Markets Right Now: US stocks trade lower at midday

The kiwi was 0.79 percent lower against the greenback after New Zealand's central bank said it was slightly more uncomfortable with the high level of the local dollar than it had been in May. -North Korea tensions and the weak data that further reduced expectations of an interest rate hike in December.

South Korea's KOSPI fell 1.7 per cent on Friday to its lowest since May 24, but its losses for the week were a relatively modest 3.2 per cent.

Asian markets continued to fall on Thursday (http://www.marketwatch.com/story/asian-markets-continue-to-fall-after-wednesdays-selloff-2017-08-09), with losses of over 1% for the Hong Kong Hang Seng Index.

"Traders would require nerves of steel to start buying into the stock market now, given standoff between the USA and North Korea", David Madden, market analyst at CMC Markets U.K., said in a note to clients.

Global political tensions have seen investors sell off shares as they flee to less risky assets such as the yen and the Swiss franc.

Spot gold had eased 0.1 per cent to $1,276.40 per ounce at 0322 GMT.

North Korea appears more emboldened than ever, and, due to years of failed American foreign policy, it is closer than ever to possessing the weapons to finally put some bite behind its bark.

Toyota shares tumbled 1.57 percent to 6,236 yen and Nintendo was off 1.83 percent to end the session at 37,490 yen.

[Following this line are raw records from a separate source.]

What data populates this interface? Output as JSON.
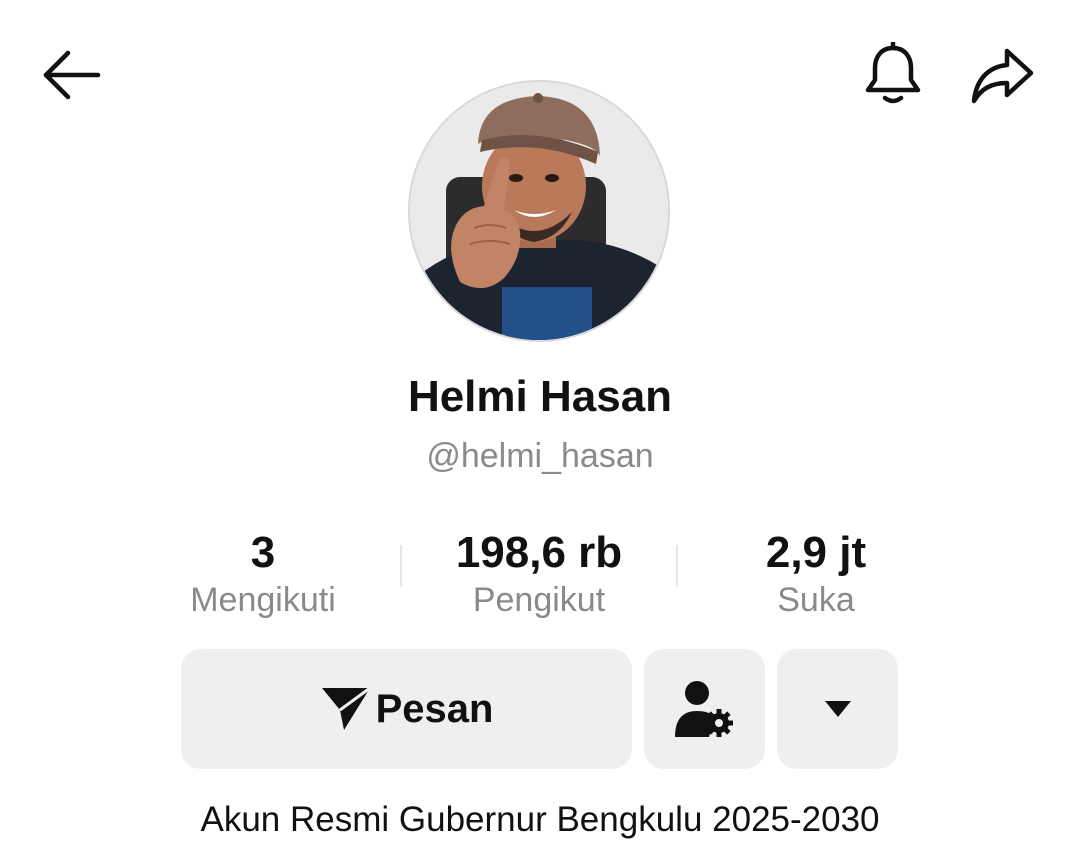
{
  "header": {
    "back_icon": "arrow-left-icon",
    "notification_icon": "bell-icon",
    "share_icon": "share-arrow-icon"
  },
  "profile": {
    "name": "Helmi Hasan",
    "handle": "@helmi_hasan",
    "bio": "Akun Resmi Gubernur Bengkulu 2025-2030"
  },
  "stats": [
    {
      "value": "3",
      "label": "Mengikuti"
    },
    {
      "value": "198,6 rb",
      "label": "Pengikut"
    },
    {
      "value": "2,9 jt",
      "label": "Suka"
    }
  ],
  "actions": {
    "message_label": "Pesan",
    "message_icon": "send-icon",
    "friend_icon": "user-settings-icon",
    "more_icon": "caret-down-icon"
  },
  "colors": {
    "background": "#ffffff",
    "text": "#111111",
    "muted": "#8a8a8a",
    "button_bg": "#efefef"
  }
}
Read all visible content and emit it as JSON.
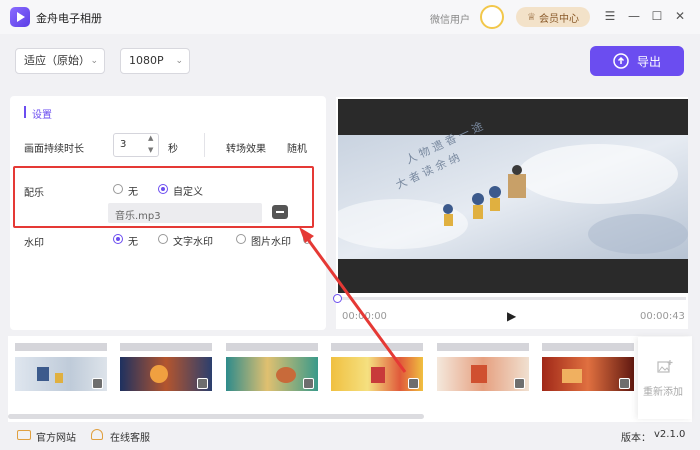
{
  "app": {
    "title": "金舟电子相册"
  },
  "header": {
    "wechat_user": "微信用户",
    "vip_label": "会员中心"
  },
  "toolbar": {
    "aspect_select": "适应（原始）",
    "resolution_select": "1080P",
    "export_label": "导出"
  },
  "settings": {
    "header": "设置",
    "duration_label": "画面持续时长",
    "duration_value": "3",
    "duration_unit": "秒",
    "transition_label": "转场效果",
    "transition_value": "随机",
    "music_label": "配乐",
    "music_options": [
      "无",
      "自定义"
    ],
    "music_selected": "自定义",
    "music_file": "音乐.mp3",
    "watermark_label": "水印",
    "watermark_options": [
      "无",
      "文字水印",
      "图片水印"
    ],
    "watermark_selected": "无"
  },
  "player": {
    "current_time": "00:00:00",
    "total_time": "00:00:43",
    "progress": 0
  },
  "timeline": {
    "add_label": "重新添加"
  },
  "footer": {
    "website_label": "官方网站",
    "support_label": "在线客服",
    "version_label": "版本：",
    "version_value": "v2.1.0"
  },
  "colors": {
    "accent": "#6b4df0",
    "highlight": "#e53935",
    "vip_bg": "#f3e2c9"
  }
}
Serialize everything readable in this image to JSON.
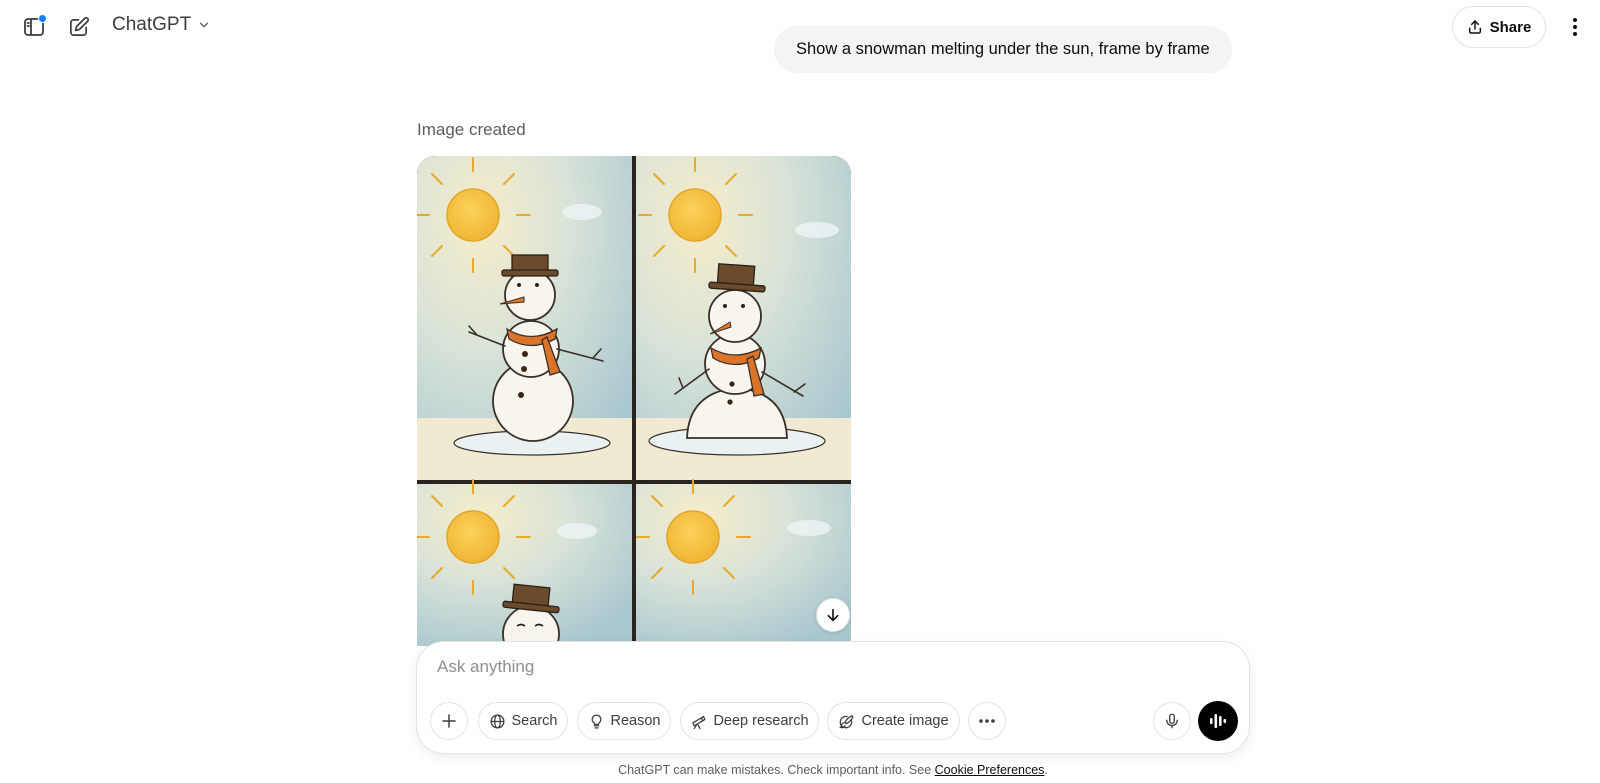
{
  "header": {
    "model_name": "ChatGPT",
    "share_label": "Share",
    "sidebar_icon": "sidebar-toggle-icon",
    "new_chat_icon": "compose-icon",
    "notification_color": "#0a84ff"
  },
  "conversation": {
    "user_message": "Show a snowman melting under the sun, frame by frame",
    "assistant": {
      "status": "Image created"
    }
  },
  "composer": {
    "placeholder": "Ask anything",
    "tools": {
      "search": "Search",
      "reason": "Reason",
      "deep_research": "Deep research",
      "create_image": "Create image"
    }
  },
  "footer": {
    "disclaimer": "ChatGPT can make mistakes. Check important info. See ",
    "link": "Cookie Preferences",
    "end": "."
  },
  "colors": {
    "accent": "#0a84ff",
    "bubble_bg": "#f4f4f4",
    "voice_button": "#000000"
  }
}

"Heightened geopolitical risks overnight have seen the markets flip from risk-on to risk-off and we have to wait and see how long this move runs before adding some positions", said Viraj Patel, an FX strategist at ING in London. The Nasdaq composite fell 45 points, or 0.7 percent, to 6,324.

The pan-European FTSEurofirst 300 index .FTEU3 lost 1.19 percent.

The dollar index was last down 0.07% at 93.41.

U.S. Treasury yields fell Wednesday with yields on the 10-year note at a six-week low.

"It reinforces market concerns that inflation is perhaps just not picking up in the way the Fed had been expecting", said Osborne.

The 30-year bond last rose 6/32 in price to yield 2.7847 percent, from 2.794 percent late on Thursday.

Gold hit a two-month high of US$1,278 an ounce amid the nervousness. On the New York Mercantile Exchange light, sweet crude futures for delivery in September rose $0.39, or 0.8%, to $49.56 a barrel.

Ongoing global glut concerns lingered in oil markets despite a bigger-than-expected draw in US crude inventories, leaving prices volatile.

United States crude rose 0.41 per cent to US$48.79 per barrel and Brent was last at US$52.01, up 0.21 per cent.